Safety Tips to Prevent Fireworks Injuries

Edited by Admin
Safety Tips to Prevent Fireworks Injuries

Firework Injuries

People often buy fireworks in order to do something fun to celebrate a holiday or birthday. But if someone at the party is injured by fireworks, the celebration turns into a tragedy. Approximately two hundred adults and children in Canada are injured by fireworks every year, with the most common injuries being burns and eye-related injuries. Although fireworks are now widely available in Canada, they can be very dangerous unless directions are followed and safety precautions are taken.

Safety Tips for Fireworks Shows

Fireworks add dazzle to any occasion. They’re particularly apt for family celebrations such as landmark birthdays or anniversaries, or for community events such as carnivals, homecomings, or national or provincial holidays. Victoria Day celebrations would lose some of their pizzazz without a traditional fireworks display! And we all expect a glittering red-and-white show of light on Canada Day. Children particularly appreciate the flashing lights in the night sky, the pops and bangs and whistles, the bursts of colour and luminescence that make any night special and memorable.

Learning more about fireworks can help to ensure that your brilliant celebration will both spectacular and safe.
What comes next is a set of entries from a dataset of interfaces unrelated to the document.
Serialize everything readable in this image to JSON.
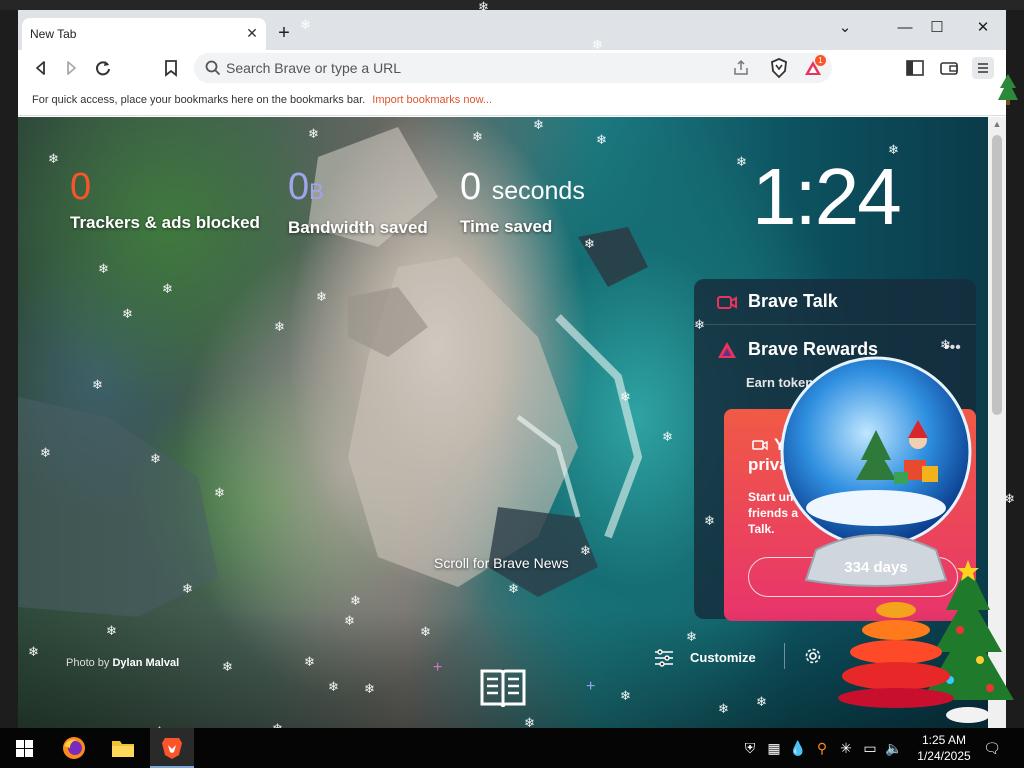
{
  "window": {
    "tab_title": "New Tab",
    "tab_close": "✕",
    "new_tab": "+",
    "controls": {
      "dropdown": "⌄",
      "minimize": "—",
      "maximize": "☐",
      "close": "✕"
    }
  },
  "toolbar": {
    "url_placeholder": "Search Brave or type a URL",
    "rewards_badge": "1"
  },
  "bookmarks_bar": {
    "message": "For quick access, place your bookmarks here on the bookmarks bar.",
    "import_link": "Import bookmarks now..."
  },
  "stats": [
    {
      "value": "0",
      "unit": "",
      "label": "Trackers & ads blocked",
      "color": "#fb542b"
    },
    {
      "value": "0",
      "unit": "B",
      "label": "Bandwidth saved",
      "color": "#a0a5eb"
    },
    {
      "value": "0",
      "unit": "seconds",
      "label": "Time saved",
      "color": "#ffffff"
    }
  ],
  "clock": "1:24",
  "widgets": {
    "talk_title": "Brave Talk",
    "rewards_title": "Brave Rewards",
    "rewards_sub": "Earn tokens and",
    "promo_title": "You privat",
    "promo_body": "Start un friends a Talk.",
    "globe_days": "334 days"
  },
  "scroll_news": "Scroll for Brave News",
  "photo_credit": {
    "prefix": "Photo by",
    "author": "Dylan Malval"
  },
  "customize_label": "Customize",
  "taskbar": {
    "time": "1:25 AM",
    "date": "1/24/2025"
  },
  "colors": {
    "brave_orange": "#fb542b",
    "accent_purple": "#a0a5eb",
    "promo_red": "#f05a45"
  }
}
There are four separate safety concerns to be aware of when planning a fireworks display:

  • Purchasing fireworks.
  • Setting up fireworks.
  • Fireworks show.
  • Safe disposal of fireworks.
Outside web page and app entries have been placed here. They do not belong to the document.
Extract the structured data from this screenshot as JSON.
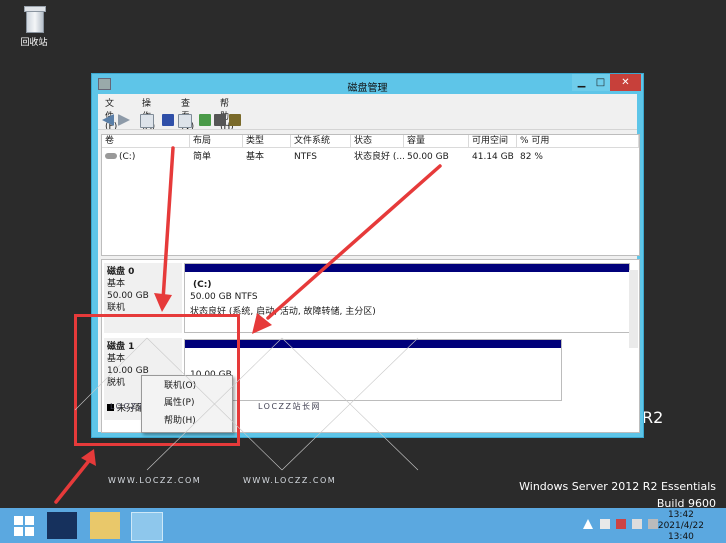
{
  "desktop": {
    "recycle_bin": "回收站",
    "branding_line1": "Windows Server 2012 R2 Essentials",
    "branding_line2": "Build 9600",
    "r2_fragment": "R2",
    "watermarks": [
      "LOCZZ站长网",
      "LOCZZ站长网",
      "WWW.LOCZZ.COM",
      "WWW.LOCZZ.COM"
    ]
  },
  "window": {
    "title": "磁盘管理",
    "minimize": "▁",
    "maximize": "□",
    "close": "✕",
    "menu": [
      "文件(F)",
      "操作(A)",
      "查看(V)",
      "帮助(H)"
    ]
  },
  "volume_list": {
    "columns": [
      "卷",
      "布局",
      "类型",
      "文件系统",
      "状态",
      "容量",
      "可用空间",
      "% 可用"
    ],
    "rows": [
      {
        "name": "(C:)",
        "layout": "简单",
        "type": "基本",
        "fs": "NTFS",
        "status": "状态良好 (...",
        "capacity": "50.00 GB",
        "free": "41.14 GB",
        "pct": "82 %"
      }
    ]
  },
  "disks": [
    {
      "name": "磁盘 0",
      "type": "基本",
      "size": "50.00 GB",
      "state": "联机",
      "volume": {
        "label": "(C:)",
        "detail": "50.00 GB NTFS",
        "status": "状态良好 (系统, 启动, 活动, 故障转储, 主分区)"
      }
    },
    {
      "name": "磁盘 1",
      "type": "基本",
      "size": "10.00 GB",
      "state": "脱机",
      "volume": {
        "detail": "10.00 GB"
      }
    }
  ],
  "unallocated": "未分配",
  "context_menu": [
    "联机(O)",
    "属性(P)",
    "帮助(H)"
  ],
  "taskbar": {
    "clock_time": "13:42",
    "clock_date": "2021/4/22",
    "clock_time2": "13:40"
  },
  "colors": {
    "window_frame": "#5ec5e8",
    "volume_bar": "#00007a",
    "annotation_red": "#e63a3a",
    "taskbar": "#5ba8e0"
  }
}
Purchasing fireworks.

First of all, never try to make your own fireworks, and never tamper with commercial fireworks. The materials used can be volatile. (A deadly 2014 fire at a fireworks factory in Quebec may have been ignited simply by static electricity caused by friction.) These products should never be modified or opened up for experimentation.

Secondly, make sure you buy a legal product that has been approved for use and that meets Canadian safety standards. Get your fireworks at a reliable retailer, and never bring fireworks from other countries into Canada.

Before use, keep them in a cool, dry place safely locked away from children.

Setting up fireworks.

Read the instructions that accompany the fireworks thoroughly. Then reread them! Read all of the cautions and warnings about the products, and make sure that you understand them.

Set up outdoors (in the daylight) on a hard, flat, level surface in a large, open space. Do not use an area where there is dry grass or trees. (If a fire ban is in place, this also applies to fireworks.) Do not use fireworks within 100 metres of a church, school, residential care facility or a place where explosives are sold or stored. Do not set off fireworks closer than 30 metres to any structure or property line.


Plan the order of firing. Keep unused fireworks in a box, far away from any lit fireworks, burning cigarettes, or other flames. Set a bucket of sand, a supply of water, and a working fire extinguisher near the fireworks area.

When people arrive for the display, check which way the wind is blowing, and place the audience where wind won’t blow sparks at them. (If it’s quite windy, cancel the fireworks show, as this creates a dangerous situation.) Make sure people are seated at least as far away from the fireworks as is recommended in the instructions, and pay special attention to any children in the crowd to make sure that they don’t wander too close, putting themselves into danger. Instruct parents to keep their children close to them. Never give sparklers to young children.

Fireworks show.

Only adults may handle fireworks (18+). Have one adult in charge. That adult must be completely sober and responsible. The person in charge should wear eye protection and gloves.

If the fireworks do not have a stand, use a good firing base, such as a pail filled with earth or sand. (Set them at a ten-degree angle, pointed away from the crowd.) Light the firework at arm’s length and then stand back. Never lean over fireworks. Keep hair and clothes away from lighters and fireworks. Never attempt to re-light a firework that doesn’t ignite at first try. (Wait at least 30 minutes before approaching a “dud” firework, and then submerge it in water.) Never hold a lighted firework in your hand.

Safely disposing of fireworks.

Sparklers should be stored in a bucket of sand after they burn out, as they remain hot for a long time. Directions for disposing of the fireworks should be included with the purchase. Follow directions for safe disposal.

If Someone Is Injured

Even if you take precautions, accidents can happen. If someone suffers a burn, treat it immediately with cold running water, and if it is serious, call 911. Any eye injury will need immediate attention from a medical professional.

If someone is injured during a fireworks show that you have organized, or if you cause a fire, you may be liable for damages, and you may even be charged with criminal negligence.

If you or a family member has been injured by fireworks, call a personal injury lawyer today to find out what your options are. You may be able to make an insurance claim, or to bring a lawsuit against those responsible.